Segment Start: Task inputs

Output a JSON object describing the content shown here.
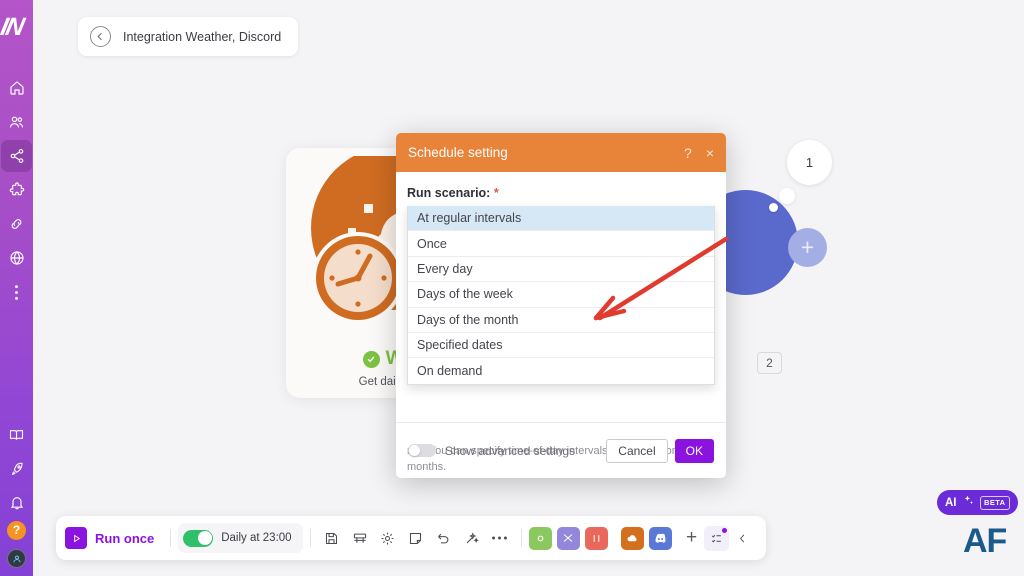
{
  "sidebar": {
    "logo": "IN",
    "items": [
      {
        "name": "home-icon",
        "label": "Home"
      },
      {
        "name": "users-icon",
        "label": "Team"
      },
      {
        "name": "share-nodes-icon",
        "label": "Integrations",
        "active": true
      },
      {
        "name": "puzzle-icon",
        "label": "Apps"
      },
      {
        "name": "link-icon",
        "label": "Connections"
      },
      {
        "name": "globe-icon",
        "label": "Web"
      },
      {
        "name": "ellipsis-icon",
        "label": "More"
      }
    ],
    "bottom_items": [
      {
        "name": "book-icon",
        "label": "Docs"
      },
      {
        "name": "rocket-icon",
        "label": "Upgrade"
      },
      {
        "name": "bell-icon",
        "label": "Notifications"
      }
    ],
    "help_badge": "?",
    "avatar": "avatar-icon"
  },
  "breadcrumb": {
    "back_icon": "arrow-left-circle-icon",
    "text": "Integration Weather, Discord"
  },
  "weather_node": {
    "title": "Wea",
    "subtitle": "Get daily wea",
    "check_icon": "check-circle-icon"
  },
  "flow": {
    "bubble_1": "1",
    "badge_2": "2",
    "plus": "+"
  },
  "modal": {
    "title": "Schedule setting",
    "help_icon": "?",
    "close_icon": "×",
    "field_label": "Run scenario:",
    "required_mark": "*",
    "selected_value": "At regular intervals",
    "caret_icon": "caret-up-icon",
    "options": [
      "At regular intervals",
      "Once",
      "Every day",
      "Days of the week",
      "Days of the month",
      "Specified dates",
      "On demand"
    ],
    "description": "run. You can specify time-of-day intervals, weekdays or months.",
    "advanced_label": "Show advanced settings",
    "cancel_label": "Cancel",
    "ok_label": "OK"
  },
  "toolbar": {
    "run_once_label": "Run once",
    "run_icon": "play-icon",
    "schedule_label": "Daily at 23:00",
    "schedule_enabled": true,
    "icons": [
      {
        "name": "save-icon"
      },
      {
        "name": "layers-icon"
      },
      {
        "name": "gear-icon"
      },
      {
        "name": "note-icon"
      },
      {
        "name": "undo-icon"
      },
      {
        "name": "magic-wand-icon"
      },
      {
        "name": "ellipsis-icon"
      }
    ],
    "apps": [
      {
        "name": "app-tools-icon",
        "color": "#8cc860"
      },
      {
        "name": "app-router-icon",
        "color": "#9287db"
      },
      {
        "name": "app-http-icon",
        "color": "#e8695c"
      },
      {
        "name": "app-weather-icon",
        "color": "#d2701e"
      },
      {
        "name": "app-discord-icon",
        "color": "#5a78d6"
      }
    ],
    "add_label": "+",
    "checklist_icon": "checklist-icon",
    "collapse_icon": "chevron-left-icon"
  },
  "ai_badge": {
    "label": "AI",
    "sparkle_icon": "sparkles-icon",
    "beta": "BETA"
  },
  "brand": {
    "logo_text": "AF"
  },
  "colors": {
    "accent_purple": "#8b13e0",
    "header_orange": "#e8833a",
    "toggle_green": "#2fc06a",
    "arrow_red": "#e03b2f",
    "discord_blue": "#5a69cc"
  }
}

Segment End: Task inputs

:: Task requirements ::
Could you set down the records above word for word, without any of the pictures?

:: Response to the task ::
Output a JSON object describing the content shown here.
{
  "sidebar": {
    "logo": "IN",
    "items": [
      {
        "name": "home-icon",
        "label": "Home"
      },
      {
        "name": "users-icon",
        "label": "Team"
      },
      {
        "name": "share-nodes-icon",
        "label": "Integrations",
        "active": true
      },
      {
        "name": "puzzle-icon",
        "label": "Apps"
      },
      {
        "name": "link-icon",
        "label": "Connections"
      },
      {
        "name": "globe-icon",
        "label": "Web"
      },
      {
        "name": "ellipsis-icon",
        "label": "More"
      }
    ],
    "bottom_items": [
      {
        "name": "book-icon",
        "label": "Docs"
      },
      {
        "name": "rocket-icon",
        "label": "Upgrade"
      },
      {
        "name": "bell-icon",
        "label": "Notifications"
      }
    ],
    "help_badge": "?",
    "avatar": "avatar-icon"
  },
  "breadcrumb": {
    "back_icon": "arrow-left-circle-icon",
    "text": "Integration Weather, Discord"
  },
  "weather_node": {
    "title": "Wea",
    "subtitle": "Get daily wea",
    "check_icon": "check-circle-icon"
  },
  "flow": {
    "bubble_1": "1",
    "badge_2": "2",
    "plus": "+"
  },
  "modal": {
    "title": "Schedule setting",
    "help_icon": "?",
    "close_icon": "×",
    "field_label": "Run scenario:",
    "required_mark": "*",
    "selected_value": "At regular intervals",
    "caret_icon": "caret-up-icon",
    "options": [
      "At regular intervals",
      "Once",
      "Every day",
      "Days of the week",
      "Days of the month",
      "Specified dates",
      "On demand"
    ],
    "description": "run. You can specify time-of-day intervals, weekdays or months.",
    "advanced_label": "Show advanced settings",
    "cancel_label": "Cancel",
    "ok_label": "OK"
  },
  "toolbar": {
    "run_once_label": "Run once",
    "run_icon": "play-icon",
    "schedule_label": "Daily at 23:00",
    "schedule_enabled": true,
    "icons": [
      {
        "name": "save-icon"
      },
      {
        "name": "layers-icon"
      },
      {
        "name": "gear-icon"
      },
      {
        "name": "note-icon"
      },
      {
        "name": "undo-icon"
      },
      {
        "name": "magic-wand-icon"
      },
      {
        "name": "ellipsis-icon"
      }
    ],
    "apps": [
      {
        "name": "app-tools-icon",
        "color": "#8cc860"
      },
      {
        "name": "app-router-icon",
        "color": "#9287db"
      },
      {
        "name": "app-http-icon",
        "color": "#e8695c"
      },
      {
        "name": "app-weather-icon",
        "color": "#d2701e"
      },
      {
        "name": "app-discord-icon",
        "color": "#5a78d6"
      }
    ],
    "add_label": "+",
    "checklist_icon": "checklist-icon",
    "collapse_icon": "chevron-left-icon"
  },
  "ai_badge": {
    "label": "AI",
    "sparkle_icon": "sparkles-icon",
    "beta": "BETA"
  },
  "brand": {
    "logo_text": "AF"
  },
  "colors": {
    "accent_purple": "#8b13e0",
    "header_orange": "#e8833a",
    "toggle_green": "#2fc06a",
    "arrow_red": "#e03b2f",
    "discord_blue": "#5a69cc"
  }
}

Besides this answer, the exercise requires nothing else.